NEW YORK -- A last-minute shopping surge helped holiday sales wrap up better than expected, according to one measure. But stores had to discount heavily to lure shoppers.
ShopperTrak, which tracks data at 40,000 stores in the U.S., said that sales for the November and December months combined rose 2.7 percent to $265.9 billion. That was better than the data service's 2.4 percent forecast for the season, but below the 3.0 percent gain in 2012.
The number of customers in stores dropped 14.6 percent from last year for November and December combined.
After a decent performance in November, sales at stores had been weak for most of December as shoppers held back for the best deals in a still challenging economy. Stores were also challenged by a season that was six days shorter than a year ago.
That put more pressure on stores for the last few days before Christmas. Merchants had been aggressive with discounting as early as late October but many stepped up price-cutting more than planned in the final days before Christmas.
"It was a lackluster season, but not devastating," said Bill Martin, co-founder of ShopperTrak. "Stores had to go into deep discounting after the softness they saw."
In fact, the week ended Dec. 28 accounted for 15.5 percent of sales and 16 percent of all traffic for the holiday season. That compares with 10.9 percent of last year's holiday season sales and 11.5 percent of last year's traffic.
The numbers do not include online sales, which have been a bright spot for merchants but also faced some challenges.
Holiday shopping online rose 10 percent to $46.5 billion in November and December, the research firm comScore announced Monday. That was lower than the 14 percent growth expected as shoppers showed reluctance to spend freely and faced a shorter holiday season this year.
The results include sales from desktops and laptops but not mobile devices.
Online shopping has been a bright spot for retail sales, growing at a faster clip than overall spending. But the results were hurt primarily because of the six fewer shopper days, according to comScore Chairman Gian Fulgoni.
"Consumers did not have the same opportunity to buy that they would have in a more typical holiday season," said Fulgoni. "They made up for it to some extent by spending significantly more online on the weekends, but so many fewer workdays provided a headwind for the season that ultimately proved very challenging to overcome."

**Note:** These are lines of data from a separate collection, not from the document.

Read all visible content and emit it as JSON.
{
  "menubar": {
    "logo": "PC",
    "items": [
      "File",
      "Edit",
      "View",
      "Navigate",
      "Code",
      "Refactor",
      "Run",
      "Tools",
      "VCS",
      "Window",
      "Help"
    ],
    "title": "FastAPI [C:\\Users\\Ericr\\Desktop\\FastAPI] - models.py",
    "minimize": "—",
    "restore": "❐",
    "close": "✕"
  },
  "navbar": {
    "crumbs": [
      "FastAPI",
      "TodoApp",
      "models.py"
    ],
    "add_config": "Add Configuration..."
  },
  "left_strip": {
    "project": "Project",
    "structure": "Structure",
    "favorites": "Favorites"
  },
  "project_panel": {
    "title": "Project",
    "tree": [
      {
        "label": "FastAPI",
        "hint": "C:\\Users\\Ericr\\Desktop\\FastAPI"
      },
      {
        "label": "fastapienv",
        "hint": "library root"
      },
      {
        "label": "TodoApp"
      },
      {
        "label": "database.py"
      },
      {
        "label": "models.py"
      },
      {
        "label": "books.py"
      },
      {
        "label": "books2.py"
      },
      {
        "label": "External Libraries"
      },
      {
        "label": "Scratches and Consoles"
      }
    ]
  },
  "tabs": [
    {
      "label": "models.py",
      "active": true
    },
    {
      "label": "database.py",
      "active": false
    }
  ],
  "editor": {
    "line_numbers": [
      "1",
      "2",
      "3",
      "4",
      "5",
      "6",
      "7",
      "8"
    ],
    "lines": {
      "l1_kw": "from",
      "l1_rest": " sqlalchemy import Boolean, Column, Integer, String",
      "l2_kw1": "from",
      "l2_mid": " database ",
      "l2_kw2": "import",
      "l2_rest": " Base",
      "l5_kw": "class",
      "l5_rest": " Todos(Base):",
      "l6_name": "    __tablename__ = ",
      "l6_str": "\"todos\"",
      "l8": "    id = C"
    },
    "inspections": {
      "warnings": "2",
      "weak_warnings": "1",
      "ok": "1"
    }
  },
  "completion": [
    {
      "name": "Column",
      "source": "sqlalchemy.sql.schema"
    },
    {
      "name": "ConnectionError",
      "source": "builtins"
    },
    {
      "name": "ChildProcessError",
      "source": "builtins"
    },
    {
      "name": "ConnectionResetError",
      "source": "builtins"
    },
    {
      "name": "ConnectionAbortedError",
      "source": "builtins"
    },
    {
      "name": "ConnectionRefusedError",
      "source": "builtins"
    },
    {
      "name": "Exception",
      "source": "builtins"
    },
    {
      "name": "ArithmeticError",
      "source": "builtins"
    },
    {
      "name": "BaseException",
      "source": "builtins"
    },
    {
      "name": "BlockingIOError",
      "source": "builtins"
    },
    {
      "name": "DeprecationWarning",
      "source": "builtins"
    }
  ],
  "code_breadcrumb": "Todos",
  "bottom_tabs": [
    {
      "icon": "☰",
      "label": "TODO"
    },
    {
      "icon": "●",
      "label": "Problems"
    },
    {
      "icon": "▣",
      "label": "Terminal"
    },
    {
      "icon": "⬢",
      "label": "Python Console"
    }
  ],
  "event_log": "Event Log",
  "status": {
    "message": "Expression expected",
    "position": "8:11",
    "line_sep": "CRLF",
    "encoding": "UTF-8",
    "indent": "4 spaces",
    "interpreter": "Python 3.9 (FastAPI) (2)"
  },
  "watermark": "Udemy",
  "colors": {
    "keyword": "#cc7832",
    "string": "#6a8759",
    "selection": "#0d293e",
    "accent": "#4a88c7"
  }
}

The National Retail Federation, the nation's largest retail trade group, is expected to release final holiday sales figures Tuesday. The group expects a 3.9 percent sales gain to $602.1 billion for November and December. That would be higher than the 3.5 percent increase seen in 2012. The figures include online sales.